INFORMATION SHOWN
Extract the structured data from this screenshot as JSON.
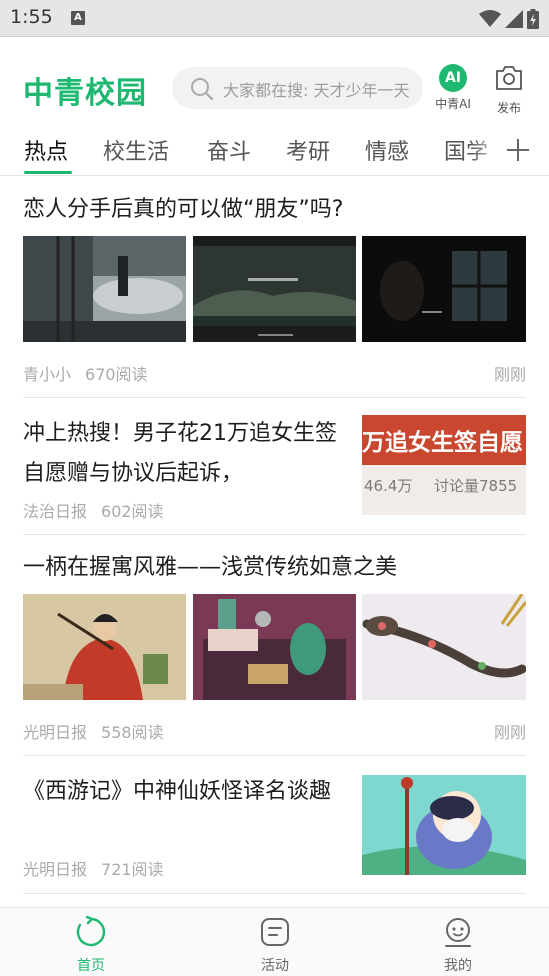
{
  "status_bar": {
    "time": "1:55",
    "notification_letter": "A"
  },
  "header": {
    "logo": "中青校园",
    "search_placeholder": "大家都在搜: 天才少年一天",
    "ai_label": "中青AI",
    "ai_badge": "AI",
    "publish_label": "发布"
  },
  "tabs": [
    "热点",
    "校生活",
    "奋斗",
    "考研",
    "情感",
    "国学"
  ],
  "articles": [
    {
      "title": "恋人分手后真的可以做“朋友”吗?",
      "source": "青小小",
      "views": "670阅读",
      "time": "刚刚"
    },
    {
      "title": "冲上热搜！男子花21万追女生签自愿赠与协议后起诉，",
      "source": "法治日报",
      "views": "602阅读",
      "thumb_text": "万追女生签自愿",
      "thumb_subtext_left": "46.4万",
      "thumb_subtext_right": "讨论量7855"
    },
    {
      "title": "一柄在握寓风雅——浅赏传统如意之美",
      "source": "光明日报",
      "views": "558阅读",
      "time": "刚刚"
    },
    {
      "title": "《西游记》中神仙妖怪译名谈趣",
      "source": "光明日报",
      "views": "721阅读"
    }
  ],
  "bottom_nav": [
    {
      "label": "首页",
      "icon": "home-refresh-icon",
      "active": true
    },
    {
      "label": "活动",
      "icon": "activity-icon",
      "active": false
    },
    {
      "label": "我的",
      "icon": "profile-icon",
      "active": false
    }
  ],
  "colors": {
    "accent": "#1fb871",
    "meta_text": "#aaaaaa",
    "divider": "#e6e6e6"
  }
}
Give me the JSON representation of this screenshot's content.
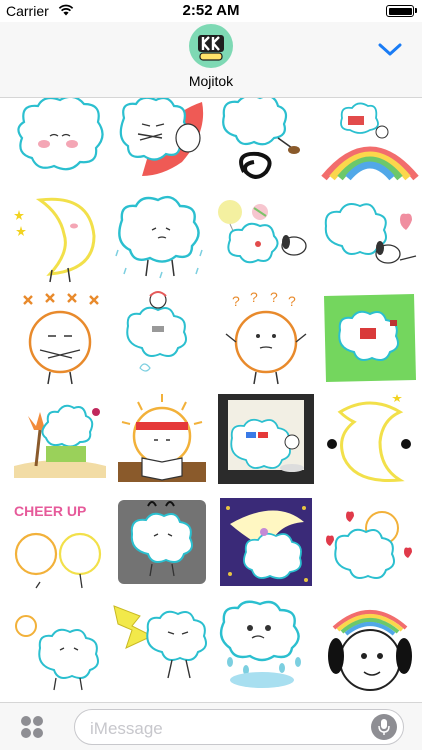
{
  "status_bar": {
    "carrier": "Carrier",
    "time": "2:52 AM",
    "battery_level": 1.0
  },
  "header": {
    "app_name": "Mojitok",
    "collapse_icon": "chevron-down-icon",
    "accent": "#1a7cf5"
  },
  "stickers": [
    "cloud-blushing",
    "cloud-arms-crossed-heart",
    "cloud-kicking-swirl",
    "cloud-on-rainbow",
    "moon-smiling-stars",
    "cloud-in-rain",
    "cloud-with-balloon-and-dog",
    "cloud-with-heart-and-dog",
    "sun-arms-crossed-annoyed",
    "cloud-with-bear",
    "sun-question-marks",
    "cloud-reading-on-grass",
    "cloud-in-hawaii",
    "sun-studying-headband",
    "cloud-3d-glasses-movie",
    "moon-with-stars",
    "sun-cheer-up",
    "cloud-gray-stressed",
    "cloud-on-moon-night",
    "cloud-sun-hearts",
    "cloud-with-sun-arguing",
    "cloud-lightning-angry",
    "cloud-crying-puddle",
    "dog-rainbow-hair"
  ],
  "cheer_text": "CHEER UP",
  "input": {
    "placeholder": "iMessage",
    "apps_icon": "app-drawer-icon",
    "mic_icon": "microphone-icon"
  }
}
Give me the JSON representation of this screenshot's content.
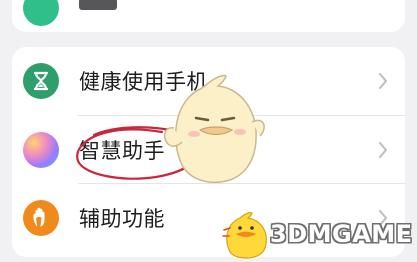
{
  "settings_list": {
    "items": [
      {
        "label": "健康使用手机",
        "icon": "hourglass-icon",
        "icon_color": "#2e9e6b"
      },
      {
        "label": "智慧助手",
        "icon": "smart-assistant-gradient-icon",
        "icon_color": "#e86aa6"
      },
      {
        "label": "辅助功能",
        "icon": "hand-icon",
        "icon_color": "#f08a1c"
      }
    ]
  },
  "top_item": {
    "icon": "top-item-icon",
    "icon_color": "#2fbf8a"
  },
  "watermark": {
    "text": "3DMGAME"
  },
  "colors": {
    "accent_circle": "#c8283a",
    "background": "#f1f1f3"
  }
}
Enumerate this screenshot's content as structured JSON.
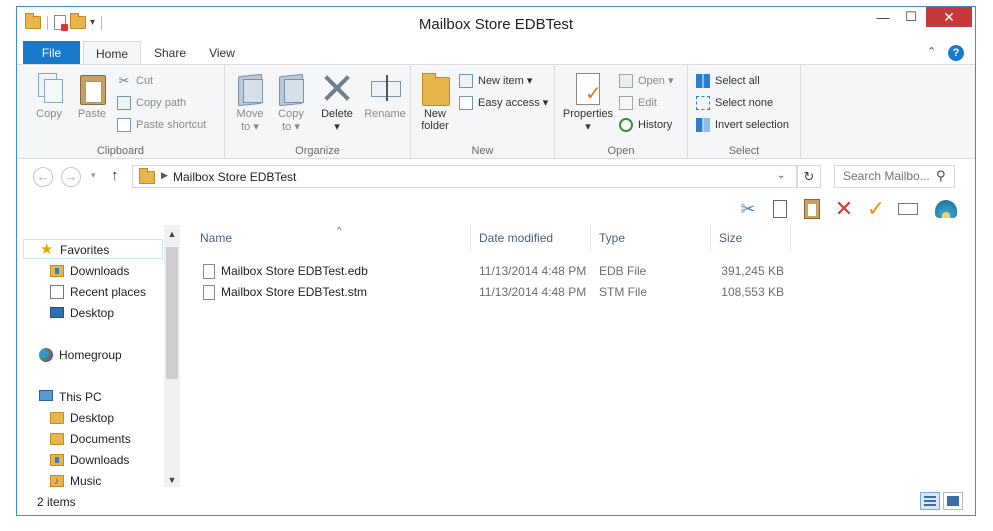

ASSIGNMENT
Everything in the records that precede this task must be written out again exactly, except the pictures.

RESPONSE TO THE TASK
Extract the structured data from this screenshot as JSON.
{
  "status_bar": {
    "time": "1:55",
    "notification_letter": "A"
  },
  "header": {
    "logo": "中青校园",
    "search_placeholder": "大家都在搜: 天才少年一天",
    "ai_label": "中青AI",
    "ai_badge": "AI",
    "publish_label": "发布"
  },
  "tabs": [
    "热点",
    "校生活",
    "奋斗",
    "考研",
    "情感",
    "国学"
  ],
  "articles": [
    {
      "title": "恋人分手后真的可以做“朋友”吗?",
      "source": "青小小",
      "views": "670阅读",
      "time": "刚刚"
    },
    {
      "title": "冲上热搜！男子花21万追女生签自愿赠与协议后起诉，",
      "source": "法治日报",
      "views": "602阅读",
      "thumb_text": "万追女生签自愿",
      "thumb_subtext_left": "46.4万",
      "thumb_subtext_right": "讨论量7855"
    },
    {
      "title": "一柄在握寓风雅——浅赏传统如意之美",
      "source": "光明日报",
      "views": "558阅读",
      "time": "刚刚"
    },
    {
      "title": "《西游记》中神仙妖怪译名谈趣",
      "source": "光明日报",
      "views": "721阅读"
    }
  ],
  "bottom_nav": [
    {
      "label": "首页",
      "icon": "home-refresh-icon",
      "active": true
    },
    {
      "label": "活动",
      "icon": "activity-icon",
      "active": false
    },
    {
      "label": "我的",
      "icon": "profile-icon",
      "active": false
    }
  ],
  "colors": {
    "accent": "#1fb871",
    "meta_text": "#aaaaaa",
    "divider": "#e6e6e6"
  }
}
Give me the JSON representation of this screenshot's content.
{
  "status_bar": {
    "carrier": "Carrier",
    "time": "2:52 AM",
    "battery_level": 1.0
  },
  "header": {
    "app_name": "Mojitok",
    "collapse_icon": "chevron-down-icon",
    "accent": "#1a7cf5"
  },
  "stickers": [
    "cloud-blushing",
    "cloud-arms-crossed-heart",
    "cloud-kicking-swirl",
    "cloud-on-rainbow",
    "moon-smiling-stars",
    "cloud-in-rain",
    "cloud-with-balloon-and-dog",
    "cloud-with-heart-and-dog",
    "sun-arms-crossed-annoyed",
    "cloud-with-bear",
    "sun-question-marks",
    "cloud-reading-on-grass",
    "cloud-in-hawaii",
    "sun-studying-headband",
    "cloud-3d-glasses-movie",
    "moon-with-stars",
    "sun-cheer-up",
    "cloud-gray-stressed",
    "cloud-on-moon-night",
    "cloud-sun-hearts",
    "cloud-with-sun-arguing",
    "cloud-lightning-angry",
    "cloud-crying-puddle",
    "dog-rainbow-hair"
  ],
  "cheer_text": "CHEER UP",
  "input": {
    "placeholder": "iMessage",
    "apps_icon": "app-drawer-icon",
    "mic_icon": "microphone-icon"
  }
}
Give me the JSON representation of this screenshot's content.
{
  "settings_list": {
    "items": [
      {
        "label": "健康使用手机",
        "icon": "hourglass-icon",
        "icon_color": "#2e9e6b"
      },
      {
        "label": "智慧助手",
        "icon": "smart-assistant-gradient-icon",
        "icon_color": "#e86aa6"
      },
      {
        "label": "辅助功能",
        "icon": "hand-icon",
        "icon_color": "#f08a1c"
      }
    ]
  },
  "top_item": {
    "icon": "top-item-icon",
    "icon_color": "#2fbf8a"
  },
  "watermark": {
    "text": "3DMGAME"
  },
  "colors": {
    "accent_circle": "#c8283a",
    "background": "#f1f1f3"
  }
}
Enumerate this screenshot's content as structured JSON.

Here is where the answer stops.